No, the real reason for the death of the Flip isn’t the iPhone; according to IDC, the Flip has actually done fairly well, leading the category and amassing 26 percent market share. The real reason for the death of the Flip is simple: Cisco, despite owning the top-selling brand in pocket-video cameras and one of the top brands in home connectivity, isn’t a consumer company at heart. In other words, it wasn’t ready to face the most brutal of all technology markets, consumer electronics, and all that being a true consumer electronics company entails.

What do I mean by this?

Running a consumer hardware business means you have to be able to handle low margins. Just compare Cisco’s margins to that of a company like Logitech, Panasonic or Sony, and you’ll see one of these doesn’t belong. Cisco has historically been used to 50- to 60-percent gross margins and net profit margins in the 20 percent range; selling $120 devices was always going to be a difficult balancing act for a company with a history of impressing Wall Street with its rapid growth and near-monopolistic margins.

And you can’t treat the consumer electronics business as a hobby; you’re either all in our all out, and you have to innovate on the product, something Cisco didn’t do much of since it acquired the Flip.

Finally, you have to be a consumer brand builder. Cisco advertised the Flip, but we never saw the type of committed brand-building through innovative campaigns and repetitive messaging as you see from the likes of Nintendo, Apple or Microsoft.

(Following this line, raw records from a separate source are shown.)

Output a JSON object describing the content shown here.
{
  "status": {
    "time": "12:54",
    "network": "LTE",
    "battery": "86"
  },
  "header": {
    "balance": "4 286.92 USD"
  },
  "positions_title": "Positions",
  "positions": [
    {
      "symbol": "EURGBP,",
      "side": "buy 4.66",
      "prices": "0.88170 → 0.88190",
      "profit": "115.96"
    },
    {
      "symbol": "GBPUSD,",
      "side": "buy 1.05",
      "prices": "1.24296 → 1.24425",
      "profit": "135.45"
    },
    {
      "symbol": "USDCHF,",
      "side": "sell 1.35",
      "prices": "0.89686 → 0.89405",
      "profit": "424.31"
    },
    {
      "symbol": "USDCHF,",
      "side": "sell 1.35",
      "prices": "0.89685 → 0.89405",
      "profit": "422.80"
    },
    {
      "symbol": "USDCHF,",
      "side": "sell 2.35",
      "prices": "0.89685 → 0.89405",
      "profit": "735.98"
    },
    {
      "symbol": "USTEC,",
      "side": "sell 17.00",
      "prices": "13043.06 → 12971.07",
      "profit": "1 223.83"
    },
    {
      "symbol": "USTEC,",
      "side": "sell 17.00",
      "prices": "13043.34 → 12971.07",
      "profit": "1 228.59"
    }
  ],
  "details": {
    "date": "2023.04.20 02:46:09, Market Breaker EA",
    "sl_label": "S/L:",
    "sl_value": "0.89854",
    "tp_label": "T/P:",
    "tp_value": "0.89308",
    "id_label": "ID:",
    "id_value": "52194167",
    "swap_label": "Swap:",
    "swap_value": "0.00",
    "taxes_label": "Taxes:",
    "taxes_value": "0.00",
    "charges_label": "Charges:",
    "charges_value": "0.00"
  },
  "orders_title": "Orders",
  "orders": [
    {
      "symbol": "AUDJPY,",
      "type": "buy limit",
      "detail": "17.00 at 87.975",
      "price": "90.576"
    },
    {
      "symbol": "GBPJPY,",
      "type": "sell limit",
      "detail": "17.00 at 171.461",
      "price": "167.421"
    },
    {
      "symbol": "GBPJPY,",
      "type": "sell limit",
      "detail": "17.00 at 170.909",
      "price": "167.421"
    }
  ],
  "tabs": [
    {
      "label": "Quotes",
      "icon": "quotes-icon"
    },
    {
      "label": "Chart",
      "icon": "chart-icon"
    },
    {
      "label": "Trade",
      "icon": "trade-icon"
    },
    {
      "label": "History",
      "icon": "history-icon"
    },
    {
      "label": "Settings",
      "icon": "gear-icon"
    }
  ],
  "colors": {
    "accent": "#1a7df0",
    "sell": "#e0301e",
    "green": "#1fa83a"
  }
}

Cisco, as it stated this week, is an enterprise and service provider company to its core, and despite the high-profile acquisition it made of Pure Digital, that’s where its focus was always going to stay.

So no, the Flip didn’t die because smartphones killed it. Sure, Cisco overpaid for the company, but the actual product would have continued to sell well, particularly if the company had innovated on it, as was originally intended, and invested more heavily in the brand.

Instead, Cisco admitted it didn’t have the stomach for the consumer electronics market and because of that, they killed the Flip.

Question of the week

What alternative strategy could Cisco have used instead of killing Flip?

Microsoft Sues Over a Feature Windows Phone 7 Lacks

Microsoft is far behind Google Android in mobile device market share but has a secret weapon: patents that the company claims are infringed upon by Android device makers. Ironically, one of the patent examples is a feature that Microsoft hasn’t implemented in it’s own handsets.

eBook Craze Spurs $15M Funding for LibreDigital

logoWhile analysts estimate the number of Kindles currently on the market at around a million (s amzn) (sales of the iPhone, by comparison, stand at around 13 million), it seems like ebooks are here to stay, whether they’re delivered via an iPhone (s aapl) app or on the upcoming Plastic Logic reader for Barnes and Noble (GigaOM Pro subscription required). As further evidence, LibreDigital, an Austin, Texas-based company we wrote about back in December, just scored $15 million to digitize content from book and newspaper publishers for electronic devices. The funding was led by Triangle Peak Partners and existing investor Adams Capital Management. The New York Times (s nyt) is also an investor.